### Exercise brief
Report each line from the data below that holds the word "What".

### Records provided
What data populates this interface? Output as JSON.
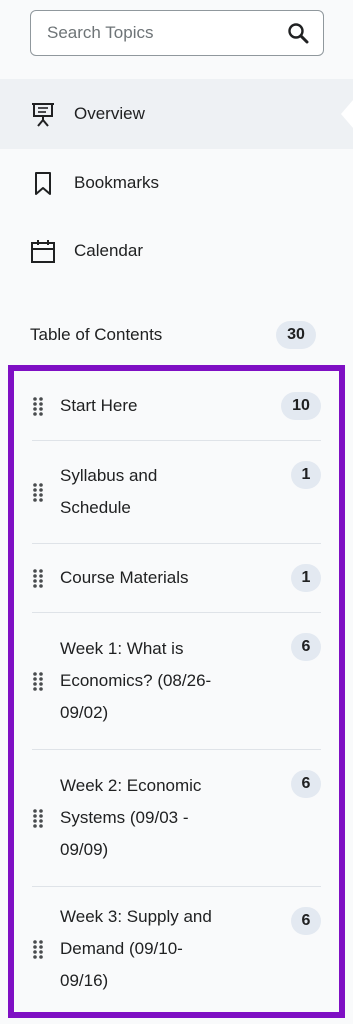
{
  "search": {
    "placeholder": "Search Topics",
    "value": "",
    "icon": "search-icon"
  },
  "nav": [
    {
      "label": "Overview",
      "icon": "presentation-icon",
      "active": true
    },
    {
      "label": "Bookmarks",
      "icon": "bookmark-icon",
      "active": false
    },
    {
      "label": "Calendar",
      "icon": "calendar-icon",
      "active": false
    }
  ],
  "toc": {
    "label": "Table of Contents",
    "count": "30"
  },
  "units": [
    {
      "title": "Start Here",
      "count": "10"
    },
    {
      "title": "Syllabus and Schedule",
      "count": "1"
    },
    {
      "title": "Course Materials",
      "count": "1"
    },
    {
      "title": "Week 1: What is Economics? (08/26-09/02)",
      "count": "6"
    },
    {
      "title": "Week 2: Economic Systems (09/03 - 09/09)",
      "count": "6"
    },
    {
      "title": "Week 3: Supply and Demand (09/10-09/16)",
      "count": "6"
    }
  ],
  "colors": {
    "highlight_border": "#7f0fc4",
    "active_bg": "#eef1f4",
    "badge_bg": "#e3e9f1"
  }
}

### Finished exercise
What data populates this interface? Output as JSON.
      "title": "Week 1: What is Economics? (08/26-09/02)",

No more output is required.